On Tuesday, June 1, Matt Frame, Legislative Research Council attorney, told a joint committee to remember Bone Shirt v. Hazeltine, a 2002 federal case in which a panel of judges found the state discriminated against Native American voters in South Dakota by not thoroughly involving them in the previous year's redistricting process.
"We might need to establish some additional meetings in order to ensure that we avoid what happened in Bone Shirt v. Hazeltine," said Frame, referring to a 2001 attempt by South Dakota legislators to group together two Native American-dominated legislative encompassing districts comprising counties in Pine Ridge and Rosebud Indian reservations into a single district that would've diluted Native voters' voice in the South Dakota Senate.
With the U.S. Census Bureau releasing the state's updated population earlier this year — 886,667 residents — and three days of meetings, ranging from Rapid City to Mobridge to Watertown, set to begin in early October, the committee has until December 1 of this year to establish new boundaries for the 70 members of the House of Representatives and 35 senators (though, those numbers aren't set in stone).
But the two-decade-old federal lawsuit, filed by Alfred Bone Shirt and the American Civil Liberties Union, which found South Dakota's Secretary of State failed to submit for clearance by the U.S. Attorney General or the U.S. District Court in Washington, D.C. a 2001 redistricting plan that combined Shannon (now Oglala) and Todd Counties.
Both counties qualified for minority voter protections under the 1965 Voting Rights Act, due to higher populations of Native American voters and low voter turnout (judged as less than 50% of voting participation from the adult population of the county).
When the counties were grouped together in one senate district, Bone Shirt sued, claiming discrimination — and federal judges Charles Kornman and Karen Shreier agreed by enjoining against the state in 2002. A legal fight ensued, ending in 2005 with the court upholding the two separate senate districts. An appeals court upheld Judge Schreier's ruling in 2008.
"Suffice to say, what happened was the committee had planned several meetings on Native American reservations, [but] they were not well-publicized and not well-attended," said Frame.
While civil rights protections in the nation's voting laws tends to revolve around questions of race, particularly with historic disenfranchisement of African Americans in the U.S. South, Frame told lawmakers that South Dakota is in a "unique" position due to high Native American population, who is protected under the 1965 law.
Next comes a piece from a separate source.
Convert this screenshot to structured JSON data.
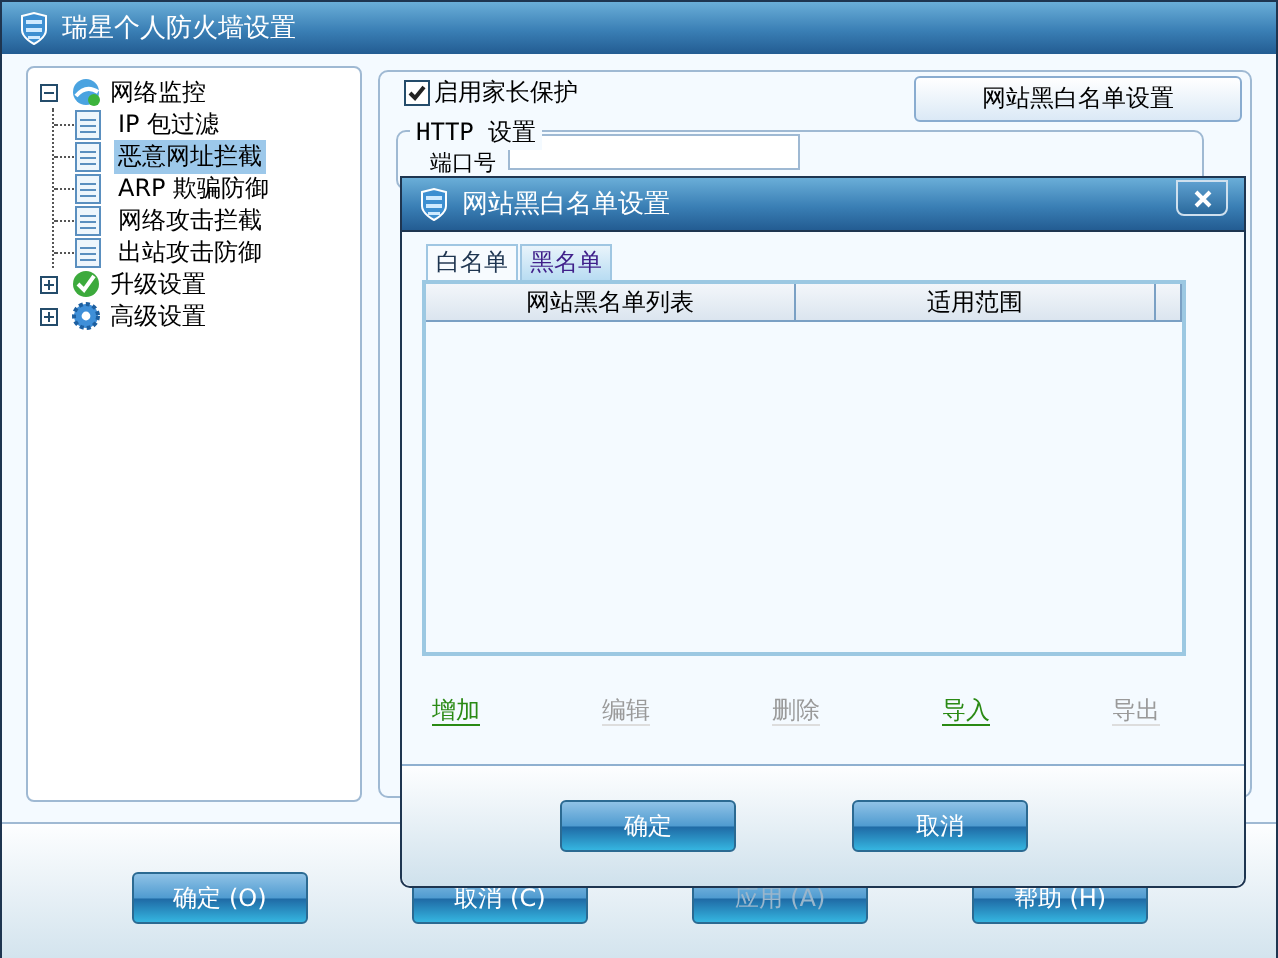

At one point on Tuesday, Rep. Liz May, a Kyle Republican, probed the parameters of minority protections by seemingly conflating racial subcategories within the nation's voting rights laws with "economic" minorities, even employment numbers.
"So I'm just curious," asked May, "We know agriculture is the number-one industry. Since they are a minority [in terms of workers], but they are the number one industry, are they considered a minority?"
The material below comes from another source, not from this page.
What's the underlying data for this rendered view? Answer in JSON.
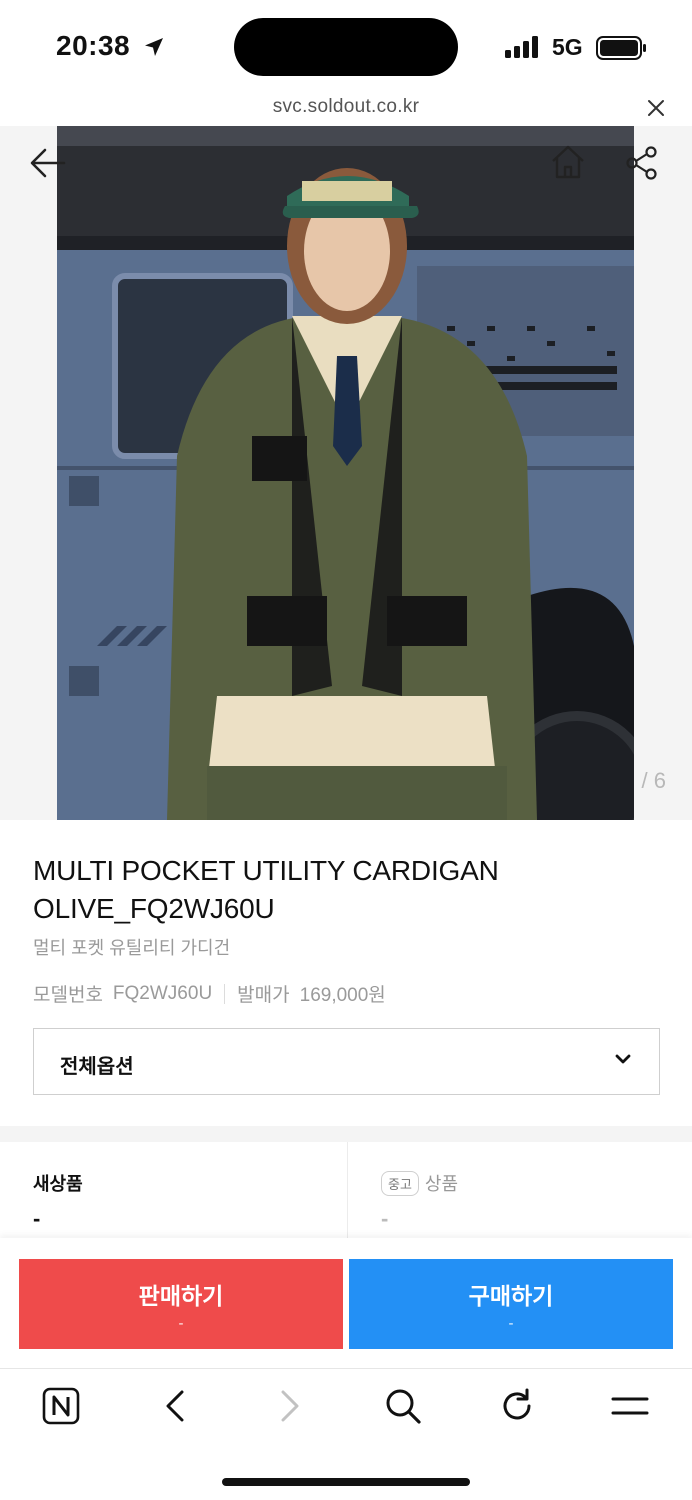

Frame responded that this isn't typically how the U.S. has understood minority rights within the context of voting rights laws, noting, "generally, most of these court cases refers to a racial or ethnic status versus someone's occupation or economic status as being a minority."
The committee will hold meetings on October 11-13. It's unclear where the locations of the meetings will be held. At a March meeting, Sen. Troy Heinert, a Mission Democrat from the Rosebud Indian Reservation, inquired whether meetings in Mobridge and Watertown — meant to be conducive to tribal populations on Standing Rock and Lake Traverse reservations — would aptly convenience Native voters.
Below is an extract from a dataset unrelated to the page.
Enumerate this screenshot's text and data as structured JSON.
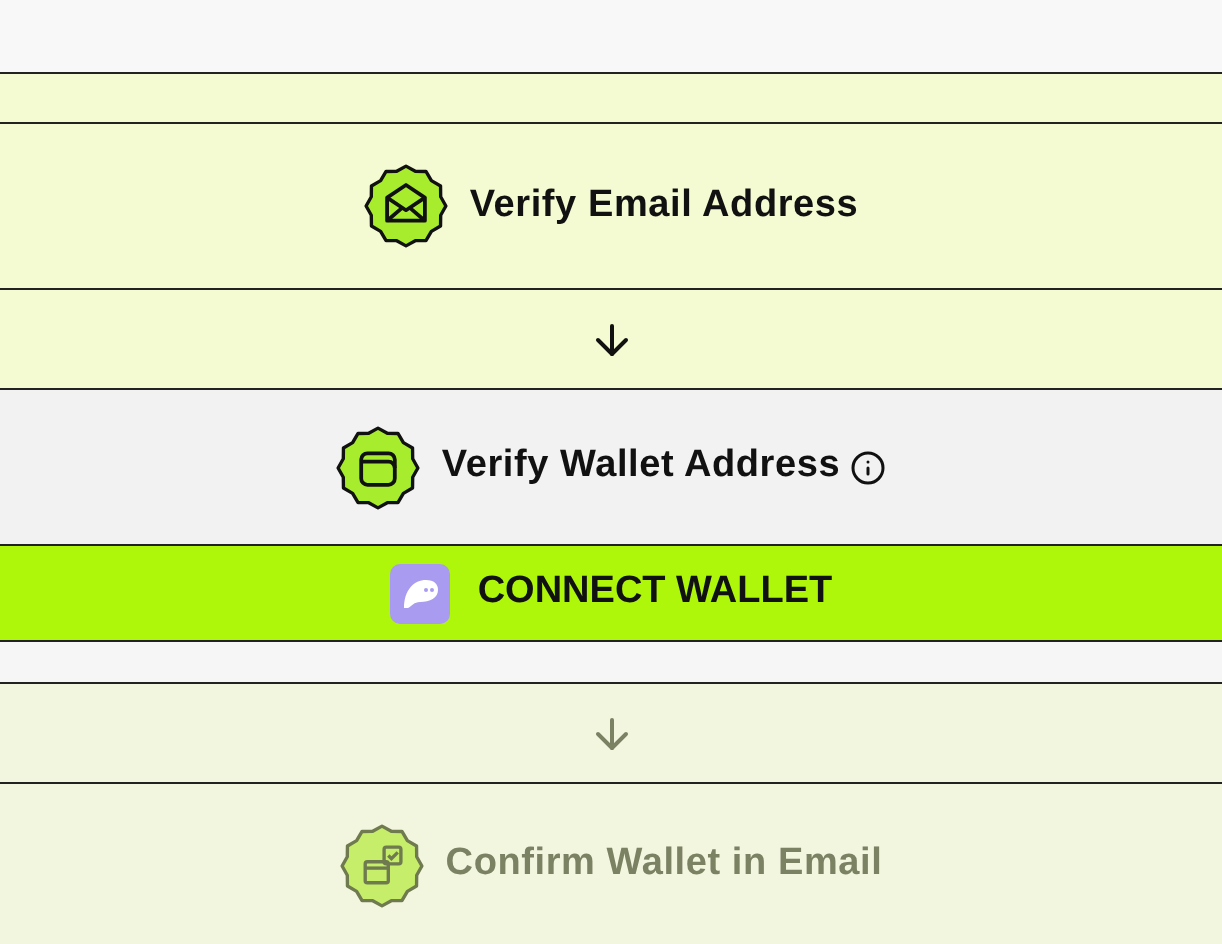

South Dakota legislative officials say they anticipate receiving more detailed Census data earlier than anticipated — now in mid-August — from the U.S. Census Bureau, following a lawsuit filed by Ohio.